This announcement supposedly reversed this business group’s original worship of economist Milton Friedman’s admonition that “the only responsibility of business is the bottom line” with a focus only on the supremacy of shareholders. In reality, Friedman’s scold was not underscoring prevailing practice but seen as a correction to the then-surge of corporate do-gooders. Furthermore, even the forgotten rest of Friedman’s commentary acknowledged, “It may well be in the long-run interest of a corporation … [to] devote resources to providing amenities to the community.”
I knew many of the founders of the Business Roundtable, who formed the organization to address the negative image of business in American life at the time in the wake of ferocious battles over environmental disasters (e.g. the infamous Tennessee Valley of Drums, the raging fire on Ohio’s Cuyahuga River and the nightmare of contamination for home owners at Love Canal New York by Hooker Chemical), race riots in cities across the nation, and a country torn over the Vietnam War.
Two hundred top chief executives founded the Roundtable in 1972 after years of watching the business community’s public image decline. Working sometimes with Washington, but often on its own, the Roundtable tackled problems like improving global workplace conditions, retraining, diversity and environmental sustainability.
They understood that their jobs went beyond their office walls. Reginald Jones of G.E. was one of the first chief executives to champion the term “corporate social responsibility.” In fact, their lofty missions were so virtuous that G.E.’s Jack Welch, a generation later, complained to me that they had taken their eyes off the ball of their own firms’ competitiveness, preferring to work on social issues instead of parochial commercial concerns (somewhat ironically, GE’s current CEO, Lawrence Kulp, is one of a handful of BRT members who declined signing this new statement.)

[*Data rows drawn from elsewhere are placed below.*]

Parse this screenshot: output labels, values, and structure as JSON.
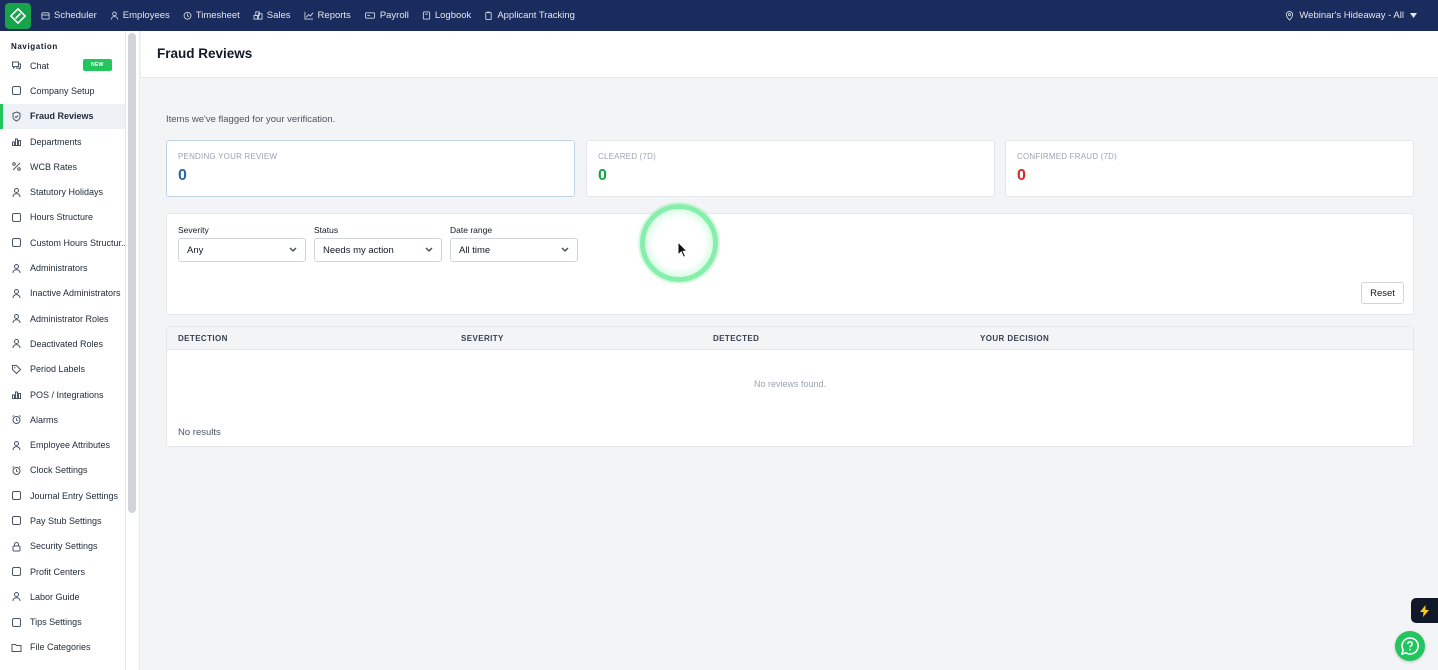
{
  "topbar": {
    "nav": [
      {
        "label": "Scheduler",
        "icon": "calendar-icon"
      },
      {
        "label": "Employees",
        "icon": "user-icon"
      },
      {
        "label": "Timesheet",
        "icon": "clock-icon"
      },
      {
        "label": "Sales",
        "icon": "coins-icon"
      },
      {
        "label": "Reports",
        "icon": "chart-line-icon"
      },
      {
        "label": "Payroll",
        "icon": "money-icon"
      },
      {
        "label": "Logbook",
        "icon": "book-icon"
      },
      {
        "label": "Applicant Tracking",
        "icon": "clipboard-icon"
      }
    ],
    "location": "Webinar's Hideaway - All"
  },
  "sidebar": {
    "heading": "Navigation",
    "items": [
      {
        "label": "Chat",
        "icon": "chat-icon",
        "badge": "NEW"
      },
      {
        "label": "Company Setup",
        "icon": "building-icon"
      },
      {
        "label": "Fraud Reviews",
        "icon": "shield-icon",
        "active": true
      },
      {
        "label": "Departments",
        "icon": "departments-icon"
      },
      {
        "label": "WCB Rates",
        "icon": "percent-icon"
      },
      {
        "label": "Statutory Holidays",
        "icon": "holiday-icon"
      },
      {
        "label": "Hours Structure",
        "icon": "hours-icon"
      },
      {
        "label": "Custom Hours Structur...",
        "icon": "hours-custom-icon"
      },
      {
        "label": "Administrators",
        "icon": "admin-icon"
      },
      {
        "label": "Inactive Administrators",
        "icon": "admin-inactive-icon"
      },
      {
        "label": "Administrator Roles",
        "icon": "admin-roles-icon"
      },
      {
        "label": "Deactivated Roles",
        "icon": "roles-deactivated-icon"
      },
      {
        "label": "Period Labels",
        "icon": "tag-icon"
      },
      {
        "label": "POS / Integrations",
        "icon": "pos-icon"
      },
      {
        "label": "Alarms",
        "icon": "alarm-icon"
      },
      {
        "label": "Employee Attributes",
        "icon": "attributes-icon"
      },
      {
        "label": "Clock Settings",
        "icon": "clock-settings-icon"
      },
      {
        "label": "Journal Entry Settings",
        "icon": "journal-icon"
      },
      {
        "label": "Pay Stub Settings",
        "icon": "paystub-icon"
      },
      {
        "label": "Security Settings",
        "icon": "lock-icon"
      },
      {
        "label": "Profit Centers",
        "icon": "profit-icon"
      },
      {
        "label": "Labor Guide",
        "icon": "labor-icon"
      },
      {
        "label": "Tips Settings",
        "icon": "tips-icon"
      },
      {
        "label": "File Categories",
        "icon": "folder-icon"
      }
    ]
  },
  "page": {
    "title": "Fraud Reviews",
    "intro": "Items we've flagged for your verification."
  },
  "stats": [
    {
      "label": "PENDING YOUR REVIEW",
      "value": "0",
      "color": "#2b6a9e"
    },
    {
      "label": "CLEARED (7D)",
      "value": "0",
      "color": "#16a34a"
    },
    {
      "label": "CONFIRMED FRAUD (7D)",
      "value": "0",
      "color": "#dc2626"
    }
  ],
  "filters": {
    "severity": {
      "label": "Severity",
      "value": "Any"
    },
    "status": {
      "label": "Status",
      "value": "Needs my action"
    },
    "date_range": {
      "label": "Date range",
      "value": "All time"
    },
    "reset_label": "Reset"
  },
  "table": {
    "columns": [
      "DETECTION",
      "SEVERITY",
      "DETECTED",
      "YOUR DECISION"
    ],
    "empty_text": "No reviews found.",
    "footer_text": "No results"
  },
  "colors": {
    "topbar_bg": "#1a2b5e",
    "accent": "#22c55e"
  }
}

Sadly, by the 1990s, the Business Roundtable had become cynical and distant with some leaders even ethically impaired. As public trust in the business community plummeted in the wake of Enron and other scandals of the early 2000s, the group pulled back and imperfect reforms were hastily passed with the BRT having a tantrum on the sidelines. Jeff Kindler of Pfizer worked valiantly to try to build a consensus during the creation of Obamacare with little support in the late 1990s. Others dug in on the budget wars of the early 2010s.

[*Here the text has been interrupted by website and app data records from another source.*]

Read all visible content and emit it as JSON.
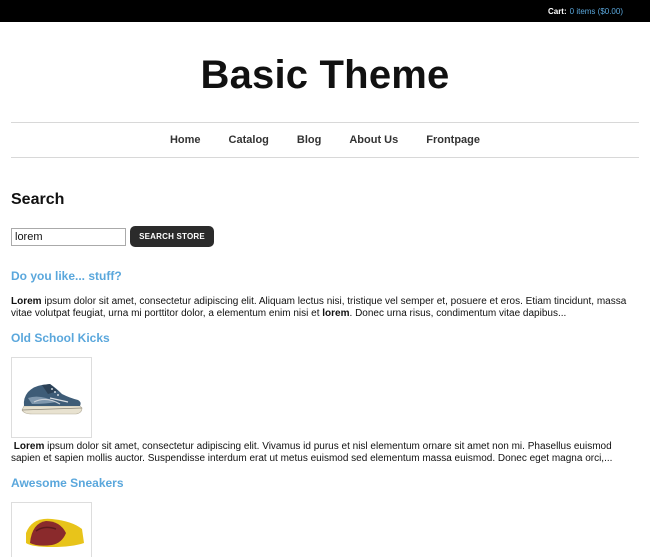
{
  "topbar": {
    "cart_label": "Cart:",
    "cart_link": "0 items ($0.00)"
  },
  "site": {
    "title": "Basic Theme"
  },
  "nav": {
    "items": [
      "Home",
      "Catalog",
      "Blog",
      "About Us",
      "Frontpage"
    ]
  },
  "search": {
    "heading": "Search",
    "query": "lorem",
    "button_label": "SEARCH STORE"
  },
  "results": [
    {
      "title": "Do you like... stuff?",
      "highlight": "Lorem",
      "text_part1": " ipsum dolor sit amet, consectetur adipiscing elit. Aliquam lectus nisi, tristique vel semper et, posuere et eros. Etiam tincidunt, massa vitae volutpat feugiat, urna mi porttitor dolor, a elementum enim nisi et ",
      "highlight2": "lorem",
      "text_part2": ". Donec urna risus, condimentum vitae dapibus..."
    },
    {
      "title": "Old School Kicks",
      "image": "blue-sneaker-image",
      "highlight": "Lorem",
      "text_part1": " ipsum dolor sit amet, consectetur adipiscing elit. Vivamus id purus et nisl elementum ornare sit amet non mi. Phasellus euismod sapien et sapien mollis auctor. Suspendisse interdum erat ut metus euismod sed elementum massa euismod. Donec eget magna orci,..."
    },
    {
      "title": "Awesome Sneakers",
      "image": "red-yellow-sneaker-image"
    }
  ],
  "colors": {
    "topbar_bg": "#000000",
    "link": "#5aa7dc",
    "button_bg": "#2b2b2b"
  }
}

So individual CEOs at many of America’s most well-known companies—many of them BRT members—took the lead on social issues. As the industrialist George Weyerhaeuser told me in 1978, “We have a license to operate from society, and if we violate its terms, it can be withdrawn. Citizenship is part of that contract.” Having researched this field for over 40 years, Weyerhauser was far from an outlier in practicing such noble values. In 1985, Johnson & Johnson’s CEO James Burke told me that “Our most powerful tool is institutional trust which is real, palpable and bankable. Every act that builds that trust enhances the value long term of the business.”

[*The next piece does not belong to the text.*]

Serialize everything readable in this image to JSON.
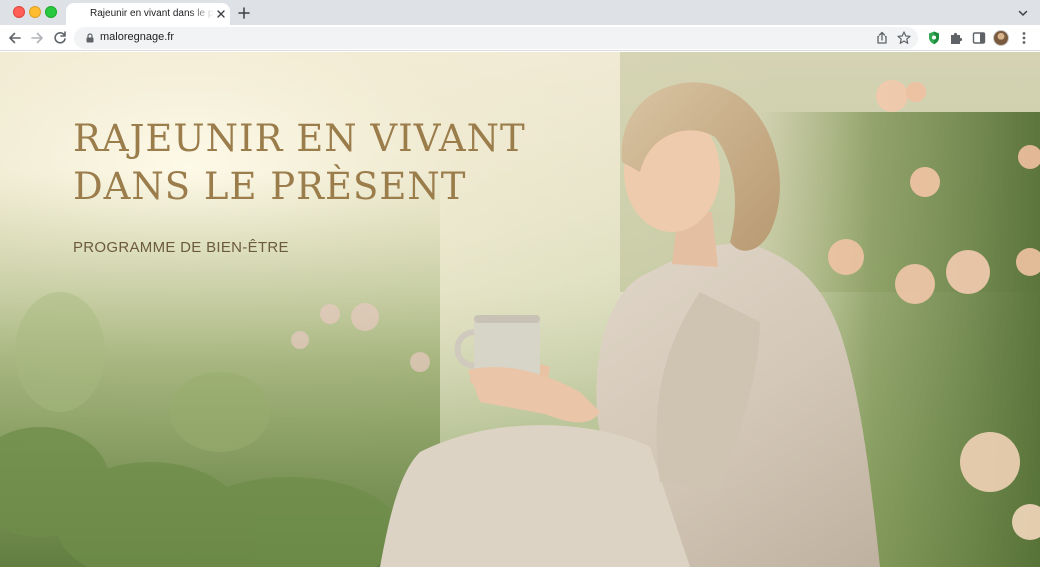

More recently, PepsiCo’s Indra Nooyi championed “Performance with Purpose” over 15 years, meeting ambitious internal yardsticks on nutrition such as ending trans-fats, reducing sugar and sodium, and environmental sustainability milestones on recyclable packaging and responsible water use. Similarly, years ago, Paul Polman of Unilever launched its “Sustainable Living Plan,” which set ambitious goals such as cutting Unilever’s environmental impact in half by 2030.